* [Brief]
Give the number of lines in the listing below that include the word "letters", with nothing more.

* [Supplied material]
++++++++++

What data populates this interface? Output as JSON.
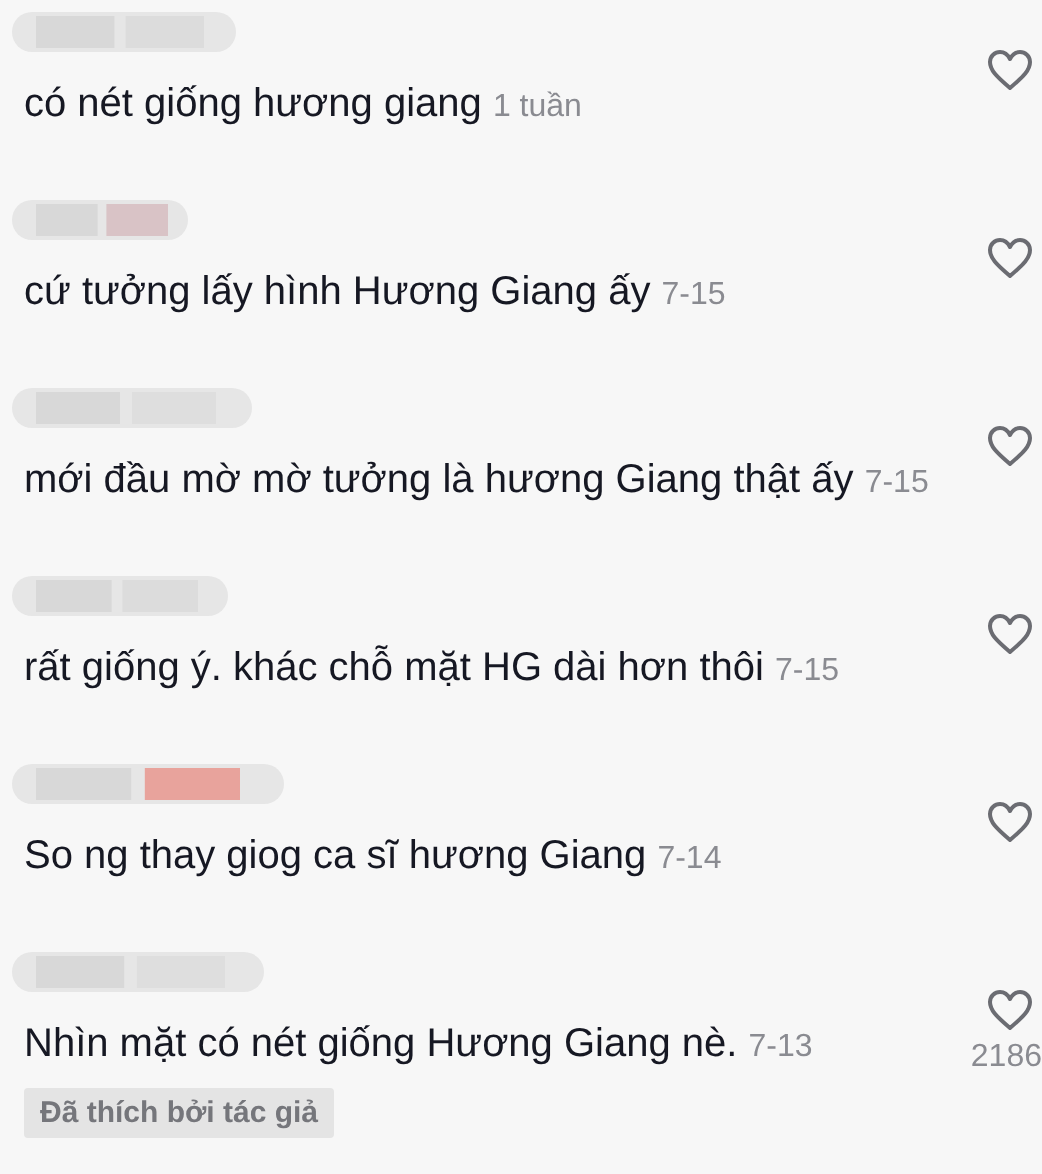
{
  "comments": [
    {
      "text": "có nét giống hương giang",
      "time": "1 tuần"
    },
    {
      "text": "cứ tưởng lấy hình Hương Giang ấy",
      "time": "7-15"
    },
    {
      "text": "mới đầu mờ mờ tưởng là hương Giang thật ấy",
      "time": "7-15"
    },
    {
      "text": "rất giống ý. khác chỗ mặt HG dài hơn thôi",
      "time": "7-15"
    },
    {
      "text": "So ng thay giog ca sĩ hương Giang",
      "time": "7-14"
    },
    {
      "text": "Nhìn mặt có nét giống Hương Giang nè.",
      "time": "7-13",
      "likes": "2186",
      "badge": "Đã thích bởi tác giả"
    }
  ]
}
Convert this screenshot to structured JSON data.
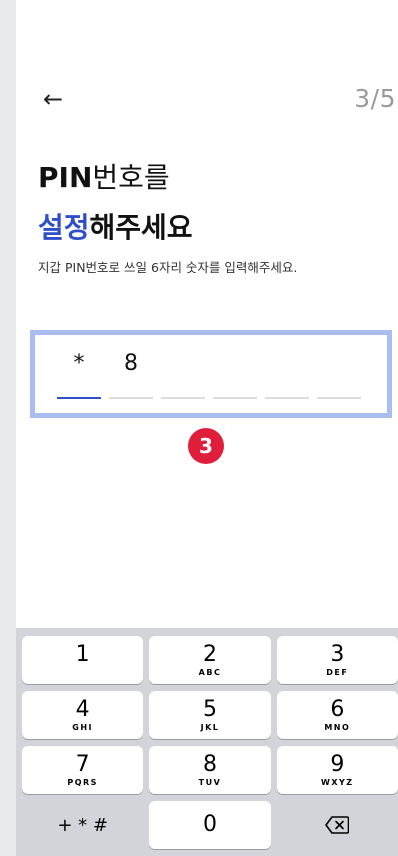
{
  "header": {
    "back_icon": "left-arrow-icon",
    "step": "3/5"
  },
  "title": {
    "line1_bold": "PIN",
    "line1_rest": "번호를",
    "line2_accent": "설정",
    "line2_rest": "해주세요"
  },
  "subtitle": "지갑 PIN번호로 쓰일 6자리 숫자를 입력해주세요.",
  "pin": {
    "slots": [
      "*",
      "8",
      "",
      "",
      "",
      ""
    ],
    "active_index": 0
  },
  "badge": {
    "label": "3",
    "color": "#e01e3c"
  },
  "keypad": {
    "keys": [
      {
        "num": "1",
        "letters": ""
      },
      {
        "num": "2",
        "letters": "ABC"
      },
      {
        "num": "3",
        "letters": "DEF"
      },
      {
        "num": "4",
        "letters": "GHI"
      },
      {
        "num": "5",
        "letters": "JKL"
      },
      {
        "num": "6",
        "letters": "MNO"
      },
      {
        "num": "7",
        "letters": "PQRS"
      },
      {
        "num": "8",
        "letters": "TUV"
      },
      {
        "num": "9",
        "letters": "WXYZ"
      }
    ],
    "symbols": "+ * #",
    "zero": "0",
    "delete_icon": "backspace-icon"
  },
  "colors": {
    "accent": "#2f4fc9",
    "pin_border": "#a9bdf1"
  }
}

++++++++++

* [Exercise solution]
9